The inaugural group of Summer Highlands Internship Program (SHIP) participants gained some hands-on experience in Randolph County businesses and now has hopes of giving back to the community by creating a concept for a social services fair.

A partnership between Davis & Elkins College and the Elkins-Randolph County Chamber (ERCC), SHIP pairs local businesses with D&E students and Randolph County residents who attend other colleges. The project is fueled by a $25,000 grant from the Claude Worthington Benedum Foundation.

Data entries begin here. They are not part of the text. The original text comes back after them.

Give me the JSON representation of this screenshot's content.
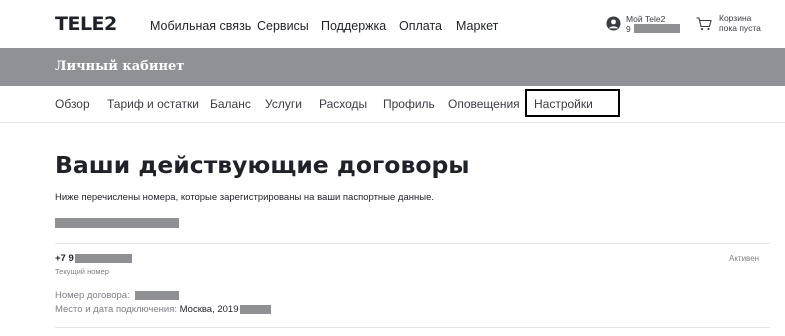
{
  "header": {
    "logo": "TELE2",
    "nav": [
      "Мобильная связь",
      "Сервисы",
      "Поддержка",
      "Оплата",
      "Маркет"
    ],
    "account": {
      "label": "Мой Tele2",
      "number_prefix": "9",
      "icon": "user-icon"
    },
    "cart": {
      "line1": "Корзина",
      "line2": "пока пуста",
      "icon": "cart-icon"
    }
  },
  "band": {
    "title": "Личный кабинет"
  },
  "tabs": [
    "Обзор",
    "Тариф и остатки",
    "Баланс",
    "Услуги",
    "Расходы",
    "Профиль",
    "Оповещения",
    "Настройки"
  ],
  "main": {
    "title": "Ваши действующие договоры",
    "subtitle": "Ниже перечислены номера, которые зарегистрированы на ваши паспортные данные.",
    "contract": {
      "phone_prefix": "+7 9",
      "phone_caption": "Текущий номер",
      "status": "Активен",
      "contract_label": "Номер договора:",
      "connection_label": "Место и дата подключения:",
      "connection_value": "Москва, 2019"
    }
  },
  "colors": {
    "band": "#8f9196",
    "mask": "#8f9094",
    "text": "#1f2229",
    "muted": "#7d8087"
  }
}
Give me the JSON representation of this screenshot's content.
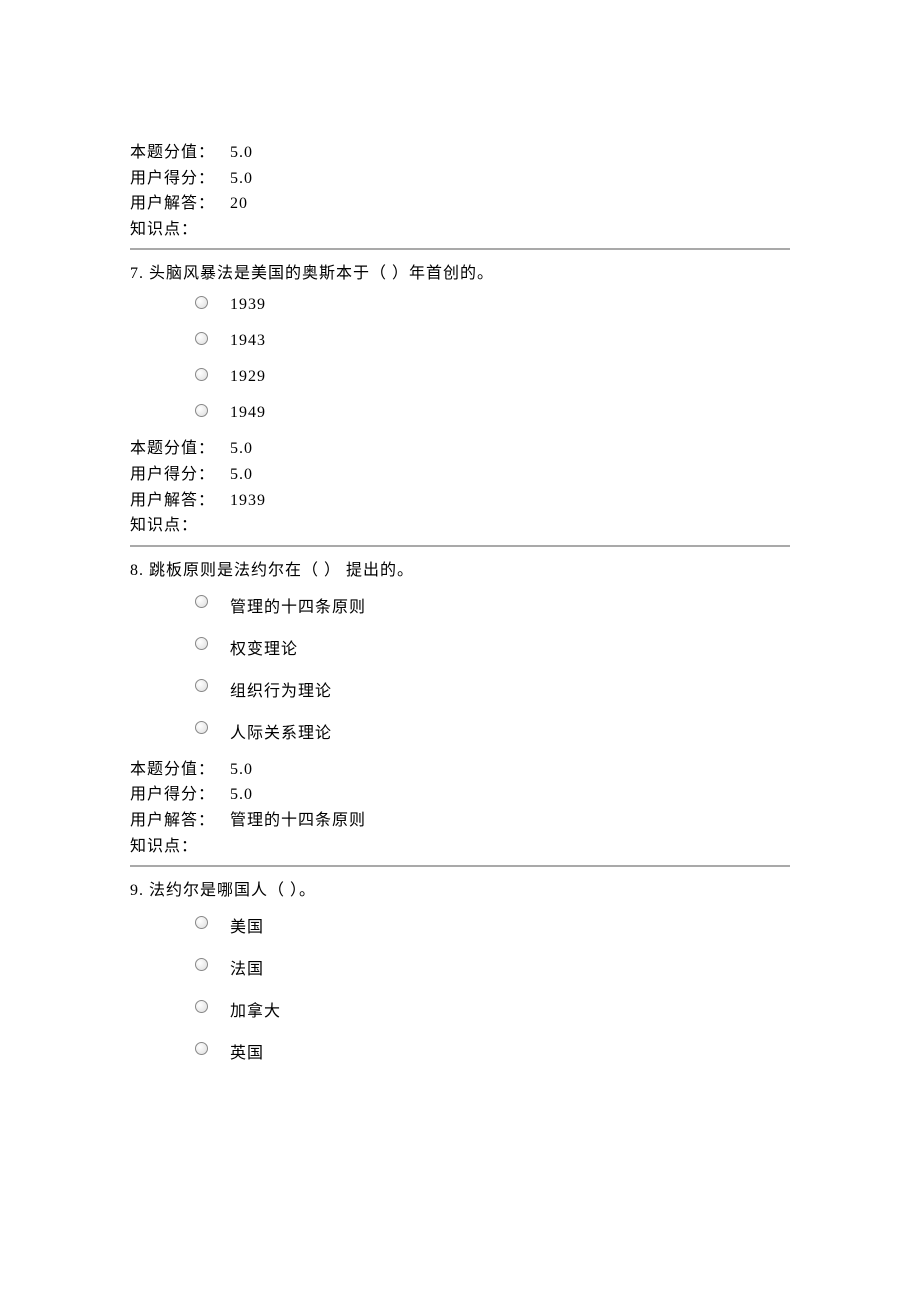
{
  "labels": {
    "fullscore": "本题分值：",
    "userscore": "用户得分：",
    "useranswer": "用户解答：",
    "knowledge": "知识点："
  },
  "q6_tail": {
    "fullscore": "5.0",
    "userscore": "5.0",
    "useranswer": "20",
    "knowledge": ""
  },
  "q7": {
    "number": "7.",
    "text": "头脑风暴法是美国的奥斯本于（ ）年首创的。",
    "options": [
      "1939",
      "1943",
      "1929",
      "1949"
    ],
    "fullscore": "5.0",
    "userscore": "5.0",
    "useranswer": "1939",
    "knowledge": ""
  },
  "q8": {
    "number": "8.",
    "text": "跳板原则是法约尔在（  ） 提出的。",
    "options": [
      "管理的十四条原则",
      "权变理论",
      "组织行为理论",
      "人际关系理论"
    ],
    "fullscore": "5.0",
    "userscore": "5.0",
    "useranswer": "管理的十四条原则",
    "knowledge": ""
  },
  "q9": {
    "number": "9.",
    "text": "法约尔是哪国人（  ）。",
    "options": [
      "美国",
      "法国",
      "加拿大",
      "英国"
    ]
  }
}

The paid internship program focuses on the overall goal of enticing college students to start their professional careers in Randolph County after graduation.

“We very much appreciate the partnerships with local businesses who provided internships for our first year of SHIP,” said ERCC Executive Director and D&E First Lady Lisa Wood. “We hope to grow the program in the future and increase the impact in the Randolph County community.”

Students and their internship hosts were: Susan Riggleman, an education major at Geneva College, Elkins Christian Academy; Hailee Whitehair, a nursing major at D&E, Elkins Christian Academy; Jiwh Santos, a sport management and hospitality and tourism management major at D&E, Elkins Main Street and Elkins-Randolph County Chamber; Amanda Cummins, a criminology major at D&E, Randolph County Probation Office; Kristen Nestor, a criminology major at D&E, Randolph County Probation Office; Greyson Howell, an exercise science major at D&E, Elkins Rehabilitation & Care Center; Jack Harlen-Robertson, a management major at D&E, Randolph County Housing Authority; and John Fregonara, a sport and exercise psychology major at West Virginia University, Anytime Fitness.

“Having young people work with our local employers really adds to what we inspire to do to create a vibrant community in Randolph County,” said D&E Director of Career Services Chris Jones. “This gave the students an opportunity to learn not only about the businesses where they worked, but about the community.”

Students agreed that the work experience helped guide their decisions for future study and career plans, while working with clients and colleagues enhanced their people skills.

“I really wanted to take on this internship to see if this would be the career I want for the rest of my life,” said Howell, who hopes to continue his studies toward becoming a physical therapist. “Now I know this is what I want to do.”

Cummins, who is beginning her senior year at D&E this fall, said she enjoyed learning about how the probation office operates and attending court sessions to learn more about the legal community.

In addition to the time they put in at the businesses, students met weekly for leadership training and also discussed ideas for a community service project based on the perspective they gained. The idea for a social services fair arose after many of them met community members who were experiencing a need for basic necessities. In partnership with the Randolph County Housing Authority, students conceptualized a social services fair that would bring together representatives from multiple area agencies that can provide support and information to local residents.

“There are people experiencing a crisis in food shortage and a need for housing. Even some employers are struggling to find employees,” Cummins said. “We want to create an event with information and resources aimed at helping people get back on their feet.”

Students who would like to apply for the SHIP 2022 program may email Jones at or call 304-637-1220.

SHIP Interns

Members of the inaugural Summer Highlands Internship Program (SHIP) are, from left, Jack Harlen-Robertson, Hailee Whitehair, Susan Riggleman, Kristen Nestor, Amanda Cummins, John Fregonara, Greyson Howell and Jiwh Santos.